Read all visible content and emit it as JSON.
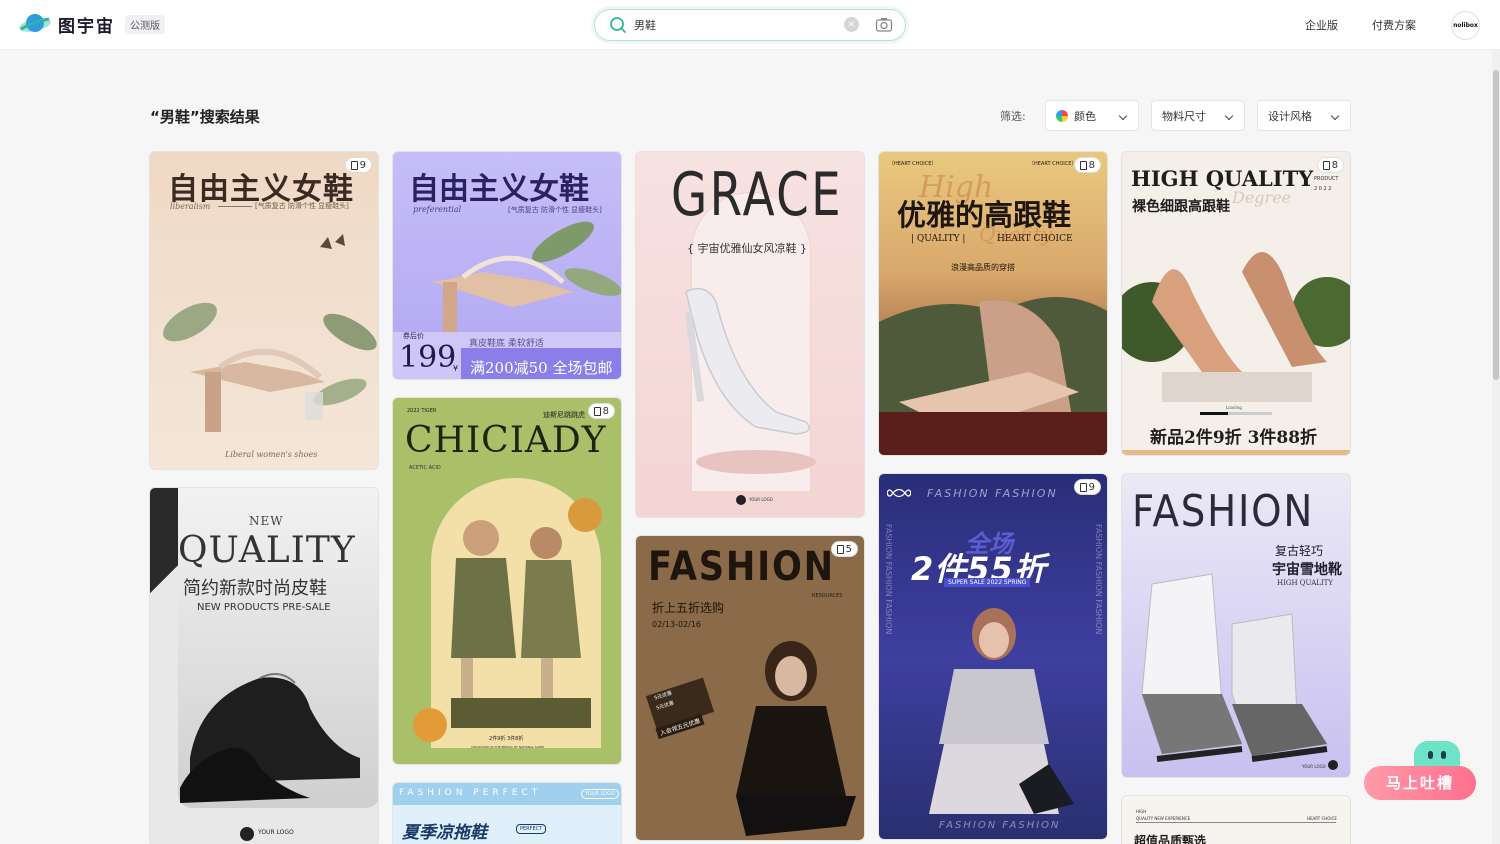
{
  "brand": {
    "name": "图宇宙",
    "badge": "公测版",
    "primary": "#2fb59a"
  },
  "search": {
    "value": "男鞋"
  },
  "nav": {
    "enterprise": "企业版",
    "pricing": "付费方案",
    "avatar_text": "nolibox"
  },
  "results": {
    "title": "“男鞋”搜索结果"
  },
  "filters": {
    "label": "筛选:",
    "color": "颜色",
    "size": "物料尺寸",
    "style": "设计风格"
  },
  "cards": [
    {
      "count": "9",
      "headline": "自由主义女鞋",
      "sub": "liberalism",
      "tags": "[气质复古 防滑个性 显瘦鞋头]",
      "footer": "Liberal women's shoes"
    },
    {
      "headline": "NEW",
      "headline2": "QUALITY",
      "sub": "简约新款时尚皮鞋",
      "tags": "NEW PRODUCTS PRE-SALE",
      "footer": "YOUR LOGO"
    },
    {
      "headline": "自由主义女鞋",
      "sub": "preferential",
      "tags": "[气质复古 防滑个性 显瘦鞋头]",
      "price_label": "券后价",
      "price": "199",
      "price_unit": "¥",
      "feature": "真皮鞋底 柔软舒适",
      "promo": "满200减50 全场包邮"
    },
    {
      "count": "8",
      "brand_top": "2022 TIGER",
      "brand_right": "迪斯尼跳跳虎",
      "headline": "CHICIADY",
      "sub": "ACETIC ACID",
      "promo": "2件9折 3件8折",
      "footer": "CHILDHOOD IN THE PERIOD OF NATIONAL SLEEP"
    },
    {
      "headline": "FASHION PERFECT",
      "sub": "夏季凉拖鞋",
      "tag": "PERFECT",
      "logo": "YOUR LOGO"
    },
    {
      "headline": "GRACE",
      "sub": "{ 宇宙优雅仙女风凉鞋 }",
      "footer": "YOUR LOGO"
    },
    {
      "count": "5",
      "headline": "FASHION",
      "sub": "折上五折选购",
      "date": "02/13-02/16",
      "resources": "RESOURCES",
      "t1": "5元优惠",
      "t2": "5元优惠",
      "t3": "入会领五元优惠"
    },
    {
      "count": "8",
      "top_left": "〔HEART CHOICE〕",
      "top_right": "〔HEART CHOICE〕",
      "deco": "High",
      "headline": "优雅的高跟鞋",
      "left_tag": "| QUALITY |",
      "right_tag": "HEART CHOICE",
      "deco2": "Quality",
      "sub": "浪漫高品质的穿搭"
    },
    {
      "count": "9",
      "band": "FASHION FASHION",
      "top": "全场",
      "headline": "2件55折",
      "strip": "SUPER SALE 2022 SPRING",
      "side": "FASHION FASHION FASHION",
      "bottom": "FASHION FASHION"
    },
    {
      "count": "8",
      "headline": "HIGH QUALITY",
      "sub": "裸色细跟高跟鞋",
      "deco": "Degree",
      "product": "PRODUCT",
      "year": "2 0 2 2",
      "loading": "Loading",
      "promo": "新品2件9折 3件88折"
    },
    {
      "headline": "FASHION",
      "sub1": "复古轻巧",
      "sub2": "宇宙雪地靴",
      "sub3": "HIGH QUALITY",
      "footer": "YOUR LOGO"
    },
    {
      "top_left": "HIGH",
      "top_left2": "QUALITY NEW EXPERIENCE",
      "top_right": "HEART CHOICE",
      "headline": "超值品质甄选"
    }
  ],
  "feedback": {
    "label": "马上吐槽"
  }
}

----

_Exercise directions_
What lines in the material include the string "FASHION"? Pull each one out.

_Task result_
      "headline": "FASHION PERFECT",
      "headline": "FASHION",
      "band": "FASHION FASHION",
      "side": "FASHION FASHION FASHION",
      "bottom": "FASHION FASHION"
      "headline": "FASHION",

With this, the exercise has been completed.